The firm’s analysis shows that companies are increasingly fragile, with the S&P500 increasing churn significantly; the firm notes that since 2000 around half of companies then on the S&P500 are either no longer there, or were transformed in ways that makes them unrecognisable – often now business units in bigger organisations. The near future is likely to see turnover decrease in speed, the firm projecting that by 2027 around a third of companies that were on the S&P500 index 50 years ago, will still be there.
The current environment is deemed particularly uncertain, as global forces face some of their biggest challenges ever, yet, as the analysis highlights, agility tends to trade against efficiencies, particularly of scale. Old models require long-term commitments to goals and strategy, and require considerable resources to operate, while more agile models demand flexibility, with models focused on iterative improvement. However, companies can be better at being agile and efficient, with a trade off in part dependent on their dynamism.
Achieving agility in organisations remains difficult, according to the study. Around 4% of respondents said that their organisation is extremely high in agility, while 22% of respondents said their level of agility is high.
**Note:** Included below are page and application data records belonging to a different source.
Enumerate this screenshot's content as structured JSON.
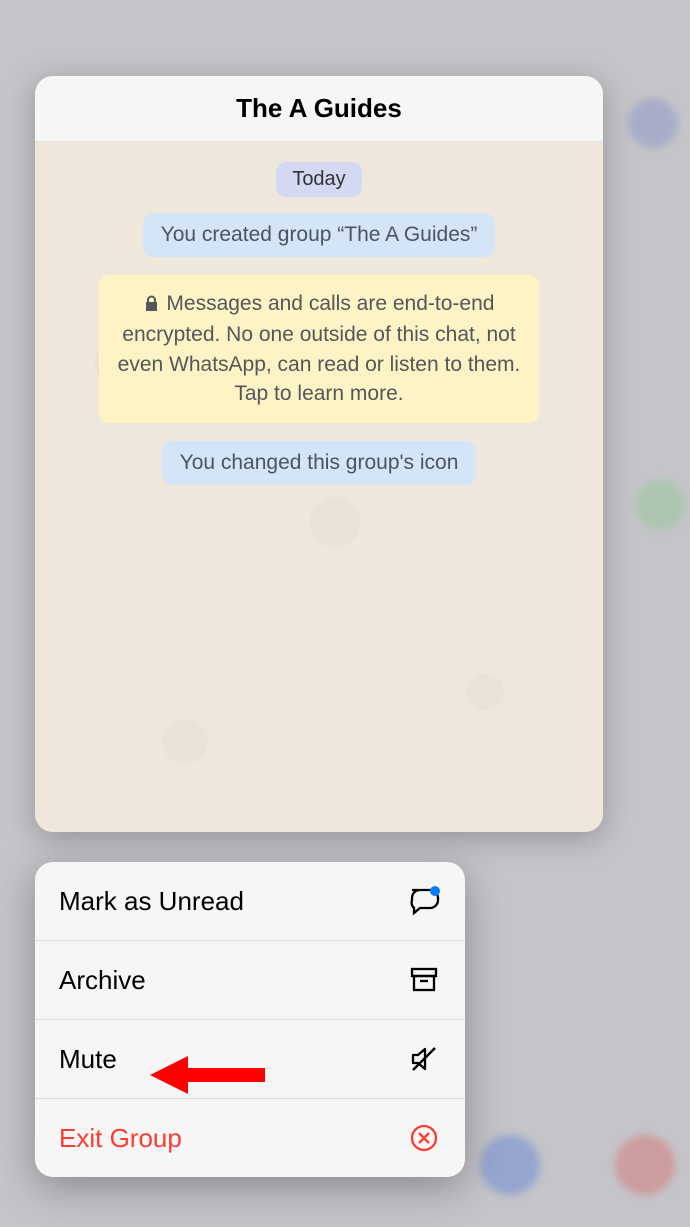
{
  "chat": {
    "title": "The A Guides",
    "date_label": "Today",
    "system_messages": [
      "You created group “The A Guides”",
      "You changed this group's icon"
    ],
    "encryption_notice": "Messages and calls are end-to-end encrypted. No one outside of this chat, not even WhatsApp, can read or listen to them. Tap to learn more."
  },
  "menu": {
    "mark_unread": "Mark as Unread",
    "archive": "Archive",
    "mute": "Mute",
    "exit_group": "Exit Group"
  },
  "colors": {
    "danger": "#ff3b30"
  }
}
Around 41% said that their organisation operated at a low-level of agility.
Becoming agile is no easy feat, the study notes that implementing Agile processes, is only one part of a wider shift to becoming more agile as a company. Innovation units too play a key role, one that is understood as part of a dynamic approach to agile practices. The vast majority of organisations have such units (90%), although the organisations that say that such units are critical to the overall organisation achieving greater agility differs considerably, 26% say extremely high, 44% say high, while 15% say not at all.
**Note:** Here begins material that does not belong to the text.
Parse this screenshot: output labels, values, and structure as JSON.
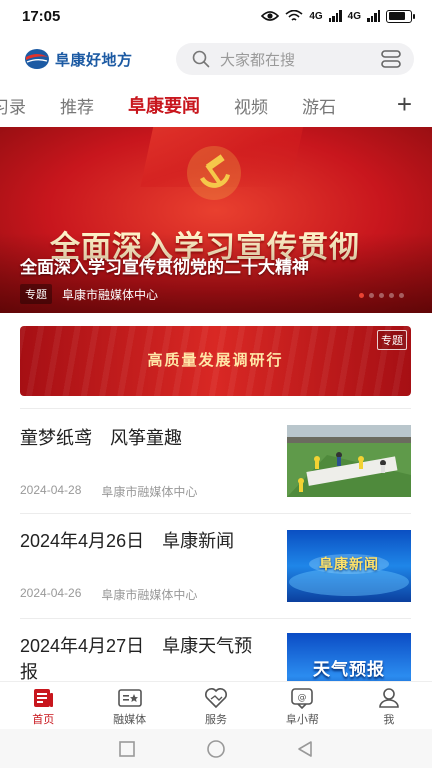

One problem is that the term ‘innovation unit’ can be vacuous, with a broad array of activities falling within the category – scouting teams, incubators, accelerators, excubators, venture funds, among others – not all of which are as good at driving innovation and agility than others. The firm noting that some techniques are short-term high-capital fixes to add innovation, such as acquisitions, while others are low bar capital wise, but offer longer-term opportunities, such as hackathons, etc.
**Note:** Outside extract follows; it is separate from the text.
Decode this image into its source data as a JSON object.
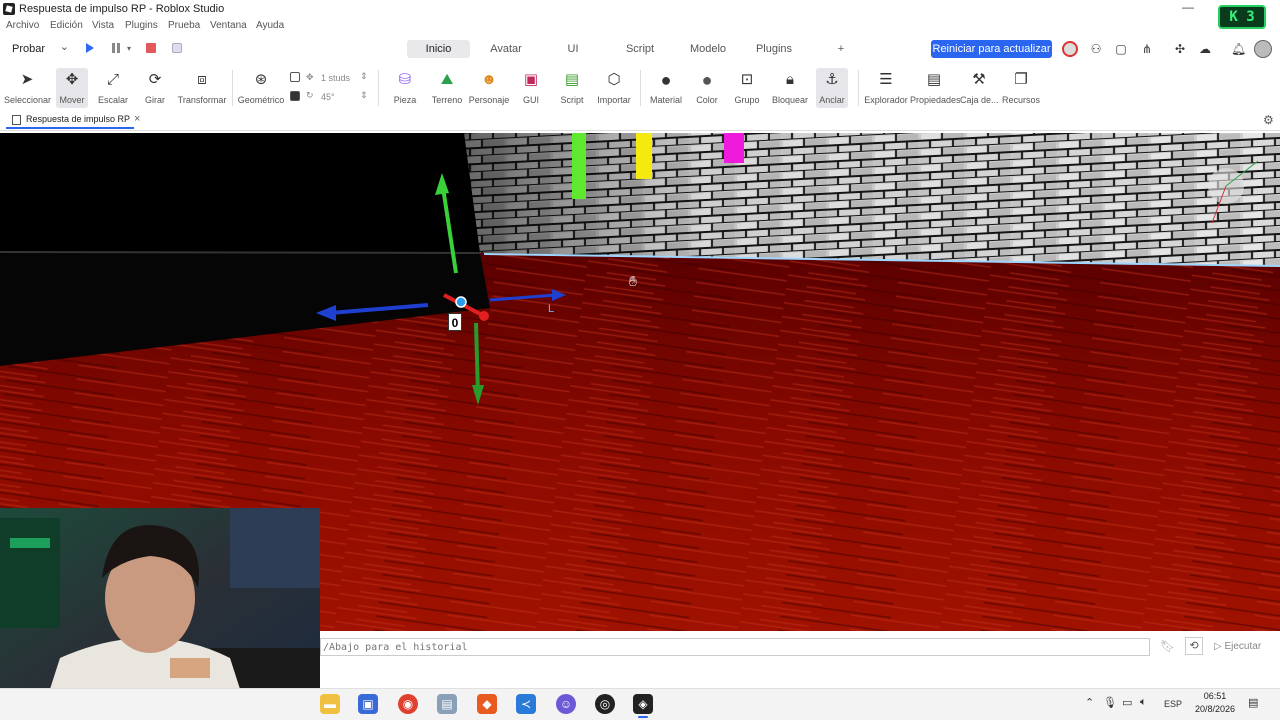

In terms of reasons why innovation units fail to deliver agile results, a broad array of issues could be at fault – although in many instances a lack of acceptance of failure as a possibility, is itself an issue. However, when asked what the top three reasons innovation units fail in getting their initiatives adopted into the wider company, external factors to the unit, such as ‘mindset: survival mentality, unwilling to change and risk-avoidance’, ranked in the number one spot at 16% of respondents. Internal politics and bureaucracy followed, cited by 14% of respondents. While innovation units finding themselves on an island, unable to communicate or involve other business units, came in third.
Overall the reasons cited for failure are relatively broad, reflecting that there is no one easy fix to create successful innovation units. A number of factors are, according to the authors, noted to improve outcomes, including adopting a start-up ethos; experimenting with purpose; adopt a flexible organisational structure; encouraging explorer mindsets and behaviours; empowering and encouraging leadership agility; and developing an entrepreneurial mindset.